Amauri, Motta and Pazienza are young players who given the right nurture can blossom again somewhere else. Especially the latter is a good, no bullshit midfielder who deserves first team football and who will benefit from a shorter or longer stay in Udinese. Motta has been really bad for Juventus – last year he even lost his place at right back to a totally unproven, young, Danish central defender. As some kind of wing back or simply just a right midfielder Motta might still have to relaunch his career, but it’s not going to be in Juve, and with good reason. The same, apart from his position on the field, can actually be said about Amauri, who went from being wonderful in Palermo to woeful in Turin.
That was five players out of Juve in one short January window, making The Old Lady almost appear Genoa-esque. It was however, not one too many.
I like Chievo’s purchase of Dario Dainelli, who’s a proven and humble defender. He’ll be good for them and I hope that they can and will hang on to him. I also like the idea of Emiliano Viviano as first choice in Palermo, where his 50/50 ownership signals at least some kind of ambitions both for his part and the club’s. Genoa also made a good signing in Davide Biondini who might not be a world slayer, but who provides steady, no-nonsense work in the midfield – I like that if anyone should be in doubt.

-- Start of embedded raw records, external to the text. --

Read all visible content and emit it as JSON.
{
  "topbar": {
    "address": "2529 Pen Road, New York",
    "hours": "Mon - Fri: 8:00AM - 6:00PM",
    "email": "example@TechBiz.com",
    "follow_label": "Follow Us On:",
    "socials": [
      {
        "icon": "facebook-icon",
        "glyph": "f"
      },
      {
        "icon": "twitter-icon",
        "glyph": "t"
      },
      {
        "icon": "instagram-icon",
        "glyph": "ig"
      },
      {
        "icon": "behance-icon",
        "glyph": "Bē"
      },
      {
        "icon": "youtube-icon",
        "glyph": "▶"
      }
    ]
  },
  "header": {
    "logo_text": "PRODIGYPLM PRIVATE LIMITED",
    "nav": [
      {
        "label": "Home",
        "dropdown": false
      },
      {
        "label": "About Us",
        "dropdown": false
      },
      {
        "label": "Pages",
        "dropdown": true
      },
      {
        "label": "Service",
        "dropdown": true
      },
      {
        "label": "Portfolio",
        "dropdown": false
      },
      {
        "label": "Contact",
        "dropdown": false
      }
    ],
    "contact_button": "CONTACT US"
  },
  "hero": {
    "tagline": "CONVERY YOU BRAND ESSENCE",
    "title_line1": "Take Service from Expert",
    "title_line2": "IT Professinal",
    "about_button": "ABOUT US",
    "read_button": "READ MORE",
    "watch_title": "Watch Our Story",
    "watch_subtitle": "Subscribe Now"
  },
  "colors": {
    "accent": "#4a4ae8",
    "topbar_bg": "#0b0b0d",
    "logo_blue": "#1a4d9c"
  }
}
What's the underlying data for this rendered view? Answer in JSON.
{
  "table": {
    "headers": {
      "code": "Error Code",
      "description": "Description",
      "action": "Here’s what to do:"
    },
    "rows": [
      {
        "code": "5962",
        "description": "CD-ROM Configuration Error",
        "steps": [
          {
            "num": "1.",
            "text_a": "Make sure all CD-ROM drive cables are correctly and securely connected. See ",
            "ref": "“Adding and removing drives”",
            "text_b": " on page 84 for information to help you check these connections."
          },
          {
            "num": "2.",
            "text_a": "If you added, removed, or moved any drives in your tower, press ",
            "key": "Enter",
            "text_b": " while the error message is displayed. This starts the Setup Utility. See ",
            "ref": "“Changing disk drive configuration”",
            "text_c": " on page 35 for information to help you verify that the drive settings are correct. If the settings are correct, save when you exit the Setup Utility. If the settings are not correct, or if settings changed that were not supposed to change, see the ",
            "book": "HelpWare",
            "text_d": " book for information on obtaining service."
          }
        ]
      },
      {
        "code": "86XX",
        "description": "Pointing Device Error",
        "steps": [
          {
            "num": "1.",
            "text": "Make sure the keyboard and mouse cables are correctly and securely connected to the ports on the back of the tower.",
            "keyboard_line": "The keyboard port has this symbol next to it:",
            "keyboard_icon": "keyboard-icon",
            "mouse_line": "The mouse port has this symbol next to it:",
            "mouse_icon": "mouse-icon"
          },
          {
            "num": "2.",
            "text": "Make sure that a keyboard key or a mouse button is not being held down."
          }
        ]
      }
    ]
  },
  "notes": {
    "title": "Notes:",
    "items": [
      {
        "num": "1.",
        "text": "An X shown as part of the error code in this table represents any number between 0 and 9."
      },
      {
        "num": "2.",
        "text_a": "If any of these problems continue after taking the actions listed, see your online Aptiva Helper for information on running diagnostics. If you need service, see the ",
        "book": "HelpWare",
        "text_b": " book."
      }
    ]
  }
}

Finally I think that Novara made a good deal with the cheap signing of Danish midfielder Daniel Jensen. There’s little to no risk for the club, and they gain a seasoned midfielder, who I’m pretty sure won’t mind to stay around in Serie B next year and add some grit and some experience. He obviously won’t save them from relegation.
Photo by debephoto